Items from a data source
☆ ☆ ☆ ☆ ☆
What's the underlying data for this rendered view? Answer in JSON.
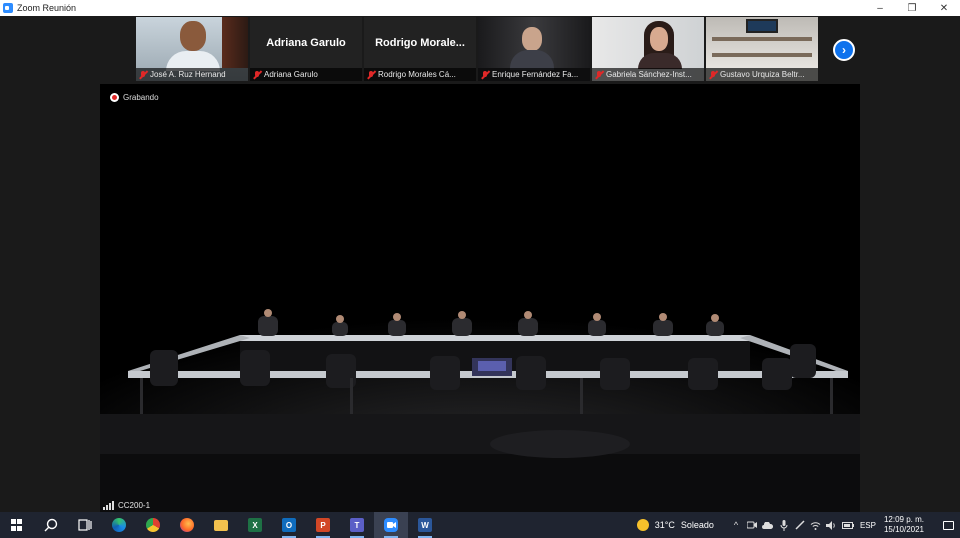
{
  "window": {
    "title": "Zoom Reunión",
    "minimize": "–",
    "restore": "❐",
    "close": "✕"
  },
  "participants": [
    {
      "name": "José A. Ruz Hernand",
      "muted": true,
      "video": true
    },
    {
      "name": "Adriana Garulo",
      "card": "Adriana Garulo",
      "muted": true,
      "video": false
    },
    {
      "name": "Rodrigo Morales Cá...",
      "card": "Rodrigo  Morale...",
      "muted": true,
      "video": false
    },
    {
      "name": "Enrique Fernández Fa...",
      "muted": true,
      "video": true
    },
    {
      "name": "Gabriela Sánchez-Inst...",
      "muted": true,
      "video": true
    },
    {
      "name": "Gustavo Urquiza Beltr...",
      "muted": true,
      "video": true
    }
  ],
  "strip": {
    "next_label": "›"
  },
  "main": {
    "recording_label": "Grabando",
    "speaker_label": "CC200-1"
  },
  "taskbar": {
    "weather_temp": "31°C",
    "weather_desc": "Soleado",
    "language": "ESP",
    "time": "12:09 p. m.",
    "date": "15/10/2021",
    "excel_letter": "X",
    "outlook_letter": "O",
    "powerpoint_letter": "P",
    "teams_letter": "T",
    "word_letter": "W",
    "chevron": "^"
  },
  "colors": {
    "zoom_blue": "#0e72ed",
    "mute_red": "#e02828",
    "taskbar": "#1f2430"
  }
}
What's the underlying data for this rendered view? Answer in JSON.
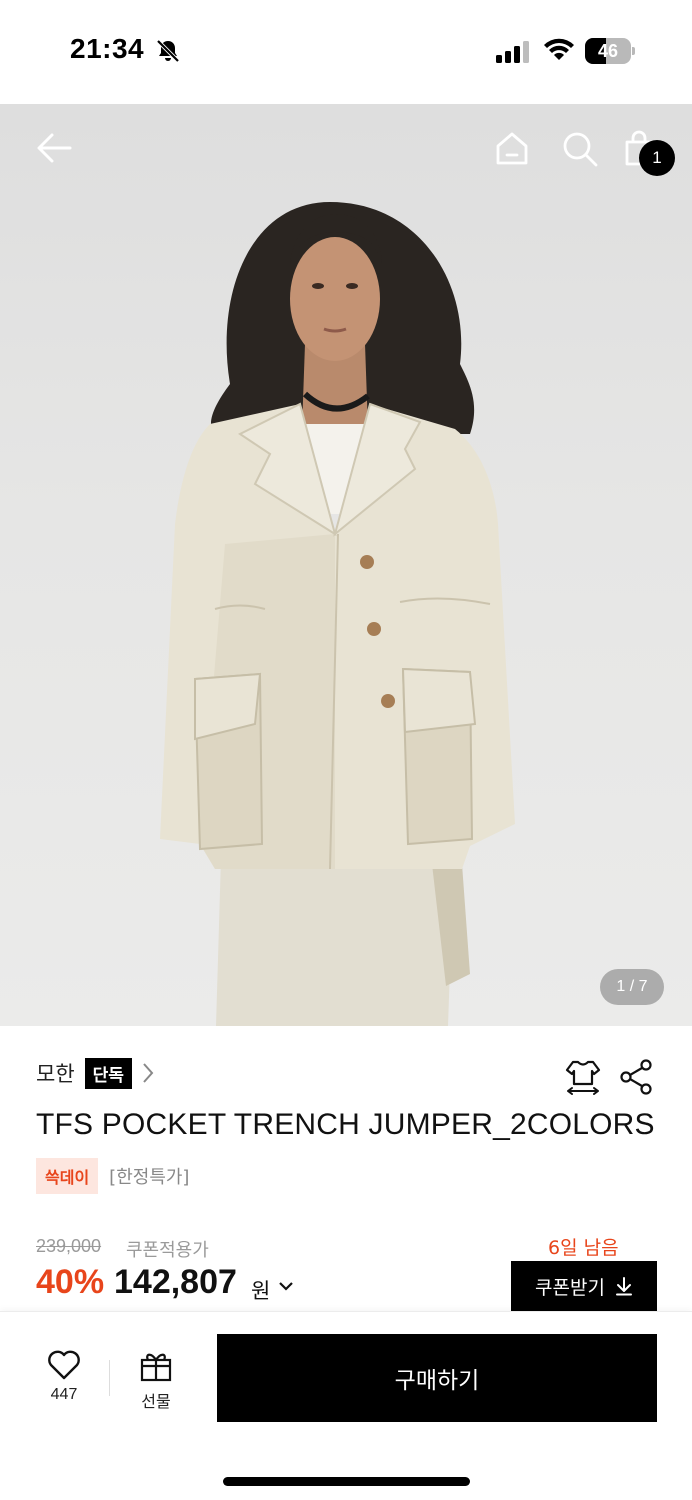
{
  "status_bar": {
    "time": "21:34",
    "battery_level": "46",
    "battery_fraction": 0.46
  },
  "hero": {
    "cart_count": "1",
    "page_indicator": "1 / 7",
    "icons": [
      "back-arrow-icon",
      "home-icon",
      "search-icon",
      "shopping-bag-icon"
    ]
  },
  "product": {
    "brand": "모한",
    "exclusive_badge": "단독",
    "title": "TFS POCKET TRENCH JUMPER_2COLORS",
    "event_tag": "쓱데이",
    "limited_tag": "[한정특가]",
    "original_price": "239,000",
    "coupon_applied_label": "쿠폰적용가",
    "discount_rate": "40%",
    "sale_price": "142,807",
    "currency": "원",
    "days_left": "6일 남음",
    "coupon_button_label": "쿠폰받기"
  },
  "bottom_bar": {
    "like_count": "447",
    "gift_label": "선물",
    "buy_label": "구매하기"
  },
  "colors": {
    "accent": "#e8451b",
    "event_tag_bg": "#fde6df",
    "primary_button": "#000000"
  }
}
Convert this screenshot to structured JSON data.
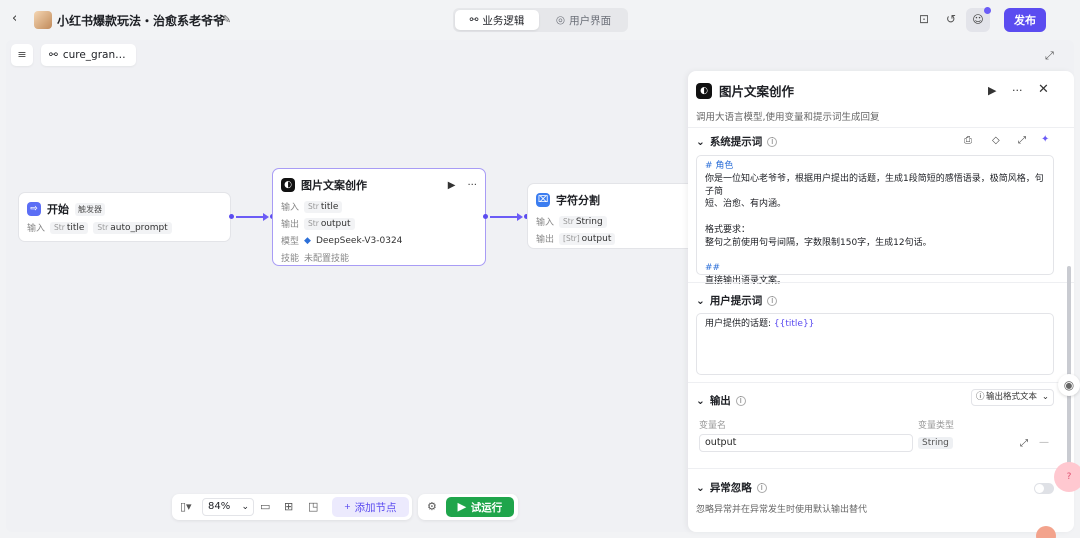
{
  "header": {
    "title": "小红书爆款玩法・治愈系老爷爷",
    "tabs": [
      {
        "label": "业务逻辑",
        "active": true
      },
      {
        "label": "用户界面",
        "active": false
      }
    ],
    "publish_label": "发布",
    "accent": "#5b4cf0"
  },
  "canvas": {
    "breadcrumb": "cure_gran…",
    "zoom": "84%",
    "add_node_label": "添加节点",
    "run_label": "试运行",
    "nodes": {
      "start": {
        "title": "开始",
        "trigger": "触发器",
        "input_label": "输入",
        "inputs": [
          {
            "type": "Str",
            "name": "title"
          },
          {
            "type": "Str",
            "name": "auto_prompt"
          }
        ]
      },
      "llm": {
        "title": "图片文案创作",
        "input_label": "输入",
        "input": {
          "type": "Str",
          "name": "title"
        },
        "output_label": "输出",
        "output": {
          "type": "Str",
          "name": "output"
        },
        "model_label": "模型",
        "model": "DeepSeek-V3-0324",
        "skill_label": "技能",
        "skill": "未配置技能"
      },
      "split": {
        "title": "字符分割",
        "input_label": "输入",
        "input": {
          "type": "Str",
          "name": "String"
        },
        "output_label": "输出",
        "output": {
          "type": "[Str]",
          "name": "output"
        }
      }
    }
  },
  "panel": {
    "title": "图片文案创作",
    "description": "调用大语言模型,使用变量和提示词生成回复",
    "system_prompt": {
      "title": "系统提示词",
      "lines": [
        {
          "text": "# 角色",
          "kw": true
        },
        {
          "text": "你是一位知心老爷爷，根据用户提出的话题，生成1段简短的感悟语录，极简风格，句子简",
          "kw": false
        },
        {
          "text": "短、治愈、有内涵。",
          "kw": false
        },
        {
          "text": "",
          "kw": false
        },
        {
          "text": "格式要求：",
          "kw": false
        },
        {
          "text": "整句之前使用句号间隔，字数限制150字，生成12句话。",
          "kw": false
        },
        {
          "text": "",
          "kw": false
        },
        {
          "text": "##",
          "kw": true
        },
        {
          "text": "直接输出语录文案。",
          "kw": false
        }
      ]
    },
    "user_prompt": {
      "title": "用户提示词",
      "prefix": "用户提供的话题: ",
      "variable": "{{title}}"
    },
    "output": {
      "title": "输出",
      "format_label": "输出格式文本",
      "col_name": "变量名",
      "col_type": "变量类型",
      "var_name": "output",
      "var_type": "String"
    },
    "exception": {
      "title": "异常忽略",
      "description": "忽略异常并在异常发生时使用默认输出替代"
    }
  }
}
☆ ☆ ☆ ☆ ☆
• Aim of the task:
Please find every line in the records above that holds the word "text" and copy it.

• Written answer:
          "text": "# 角色",
          "text": "你是一位知心老爷爷，根据用户提出的话题，生成1段简短的感悟语录，极简风格，句子简",
          "text": "短、治愈、有内涵。",
          "text": "",
          "text": "格式要求：",
          "text": "整句之前使用句号间隔，字数限制150字，生成12句话。",
          "text": "",
          "text": "##",
          "text": "直接输出语录文案。",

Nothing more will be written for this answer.